From this point in the process, Mahrberg will upload the data to an SKF @ptitude Analyst condition monitoring software. Deviations from normal values will be discussed and, if necessary, reported in the mill’s maintenance management software. Then, the maintenance planner can initiate further measurement and analysis or schedule repairs. Reports are filed in the maintenance management software, where they are automatically logged and where the operators can follow the progress. In addition, Timo Jurvanen frequently meets with the people in the shifts to give them detailed feedback on important cases.

ODR has enabled Efora, the mill’s maintenance contractor (a joint venture between Stora Enso and ABB Service), to work in a different way.

“We spend less time on the inspections now and can focus on the most critical assets, says Vesa Nyyssönen,” vibration analyst at Efora. “This means we can make better analyses to find the root cause of problems.”

His tools are more advanced than the handheld data collectors used by the operators, making it possible to dig deeper into a problem. Among other things he uses an SKF @ptitude Analyst database with a massive log of machine data, some of the data ranging back to 1996.

“I can base my analysis on a long history of data,” says Nyyssönen. “Some deviations may be due to changes in the paper process itself and don’t always mean something has to be repaired.”

Each of the 10 ODR inspection routes takes about 15 minutes. This enables the operators to fit them into their schedules without the need for overtime. And the initial investment to get ODR up and running paid for itself in the first month.

“The cost is minimal compared with the benefits,” says Timo Jurvanen. “It’s not an issue.”

About 20 possible critical failures were found in six months, contributing to a reduction of unplanned stops by 0.5 percentage points during the first year. Stora Enso is now implementing ODR in the remaining Varkaus units as well as the company’s other Finnish production sites.

“I hope it will spread to other mills,” says Juha Helkala, maintenance director for Stora Enso in Finland. “Operator maintenance is one of our strategies, and ODR is a good tool for this.”

ODR – how to get there

When Stora Enso implemented operator driven reliability (ODR) at its Varkaus pulp and paper mill, it was in close cooperation with SKF Service Division in Finland. The ambition was to reduce unplanned stops in Paper Machine No. 3 (PM3) and increase productivity.

“We formed a steering group that laid the foundation, and then we launched the ODR programme with a kick-off for everybody,” says ODR specialist Jani Markkanen from SKF, who has been working on the project since it started in 2009. “It is extremely important that you are open about everything and that the goals are well known.”

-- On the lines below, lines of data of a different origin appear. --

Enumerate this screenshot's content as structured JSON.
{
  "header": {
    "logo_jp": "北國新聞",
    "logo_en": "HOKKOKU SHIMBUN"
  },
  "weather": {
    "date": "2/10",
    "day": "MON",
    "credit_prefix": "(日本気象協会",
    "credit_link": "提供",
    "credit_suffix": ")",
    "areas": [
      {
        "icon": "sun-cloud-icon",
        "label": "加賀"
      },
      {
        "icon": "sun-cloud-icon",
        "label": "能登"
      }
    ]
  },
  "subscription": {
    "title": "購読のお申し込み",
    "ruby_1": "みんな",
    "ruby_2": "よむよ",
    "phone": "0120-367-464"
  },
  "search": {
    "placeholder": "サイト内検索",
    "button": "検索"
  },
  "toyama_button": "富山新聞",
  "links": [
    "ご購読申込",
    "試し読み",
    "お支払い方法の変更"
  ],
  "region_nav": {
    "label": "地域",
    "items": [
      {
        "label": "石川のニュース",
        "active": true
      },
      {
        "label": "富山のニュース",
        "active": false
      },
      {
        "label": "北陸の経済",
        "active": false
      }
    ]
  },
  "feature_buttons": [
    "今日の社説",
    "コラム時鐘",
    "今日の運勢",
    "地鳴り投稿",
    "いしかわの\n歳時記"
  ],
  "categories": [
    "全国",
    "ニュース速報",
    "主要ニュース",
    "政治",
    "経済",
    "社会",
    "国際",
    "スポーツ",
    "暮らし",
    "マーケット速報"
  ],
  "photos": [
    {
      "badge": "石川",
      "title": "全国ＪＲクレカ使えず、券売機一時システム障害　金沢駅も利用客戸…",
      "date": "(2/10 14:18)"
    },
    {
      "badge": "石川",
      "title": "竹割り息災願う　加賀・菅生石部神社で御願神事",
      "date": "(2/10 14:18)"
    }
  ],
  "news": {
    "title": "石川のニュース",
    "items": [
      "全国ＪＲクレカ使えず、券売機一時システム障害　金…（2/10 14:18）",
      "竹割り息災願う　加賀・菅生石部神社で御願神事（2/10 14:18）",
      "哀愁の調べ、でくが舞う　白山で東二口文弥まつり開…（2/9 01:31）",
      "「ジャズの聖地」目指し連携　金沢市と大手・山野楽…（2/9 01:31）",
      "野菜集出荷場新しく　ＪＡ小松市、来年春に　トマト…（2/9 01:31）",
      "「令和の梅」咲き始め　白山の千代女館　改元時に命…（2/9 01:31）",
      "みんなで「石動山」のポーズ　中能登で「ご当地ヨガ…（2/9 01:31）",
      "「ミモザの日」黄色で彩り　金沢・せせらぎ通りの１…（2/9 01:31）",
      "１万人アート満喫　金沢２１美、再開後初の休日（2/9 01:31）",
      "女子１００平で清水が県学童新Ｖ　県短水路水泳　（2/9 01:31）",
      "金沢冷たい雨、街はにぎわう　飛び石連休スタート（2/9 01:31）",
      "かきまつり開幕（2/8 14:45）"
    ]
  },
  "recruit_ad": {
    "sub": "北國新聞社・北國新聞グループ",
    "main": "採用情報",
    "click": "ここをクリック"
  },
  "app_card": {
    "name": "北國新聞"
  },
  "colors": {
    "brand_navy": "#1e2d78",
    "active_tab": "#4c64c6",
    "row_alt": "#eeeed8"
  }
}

ODR is essentially a way to make operators more involved in reliability activities by collecting machine data and making visual inspections in a systematic way. The operators monitor trends and report potential problems to the maintenance planner, who prioritizes and plans the actions required. This enables the actual reliability specialists to focus on root cause analysis and efficient maintenance planning.

SKF has been acting as a consultant in the process and provided the main tools. To collect data, operators use SKF MARLIN, a handheld data collector with a wireless machine condition detector. The data are uploaded in an SKF @ptitude Analyst condition monitoring system where they are stored and analyzed. In addition, the maintenance specialists use SKF Microlog for more advanced on-the-spot data collecting and analysis.

All reports and work orders are filed in the mill’s maintenance management software. Altogether, this lays a solid foundation for feedback to the operators, which is another cornerstone of ODR.

“It’s really a quite simple equation: Technology plus a process plus a work culture equals results,” Markkanen says.

And the results are tangible. During the first year with ODR, unplanned stops were reduced by 0.5 percentage points, with tonnes of paper produced instead of hours of unprofitable downtime.

Keep me updated

Want to learn more about what is driving change in the engineering world? EVOLUTION helps you to stay up to date with emerging trends as well as the latest technology. Sign up for EVOLUTION updates to receive new content directly to your inbox.

Sign up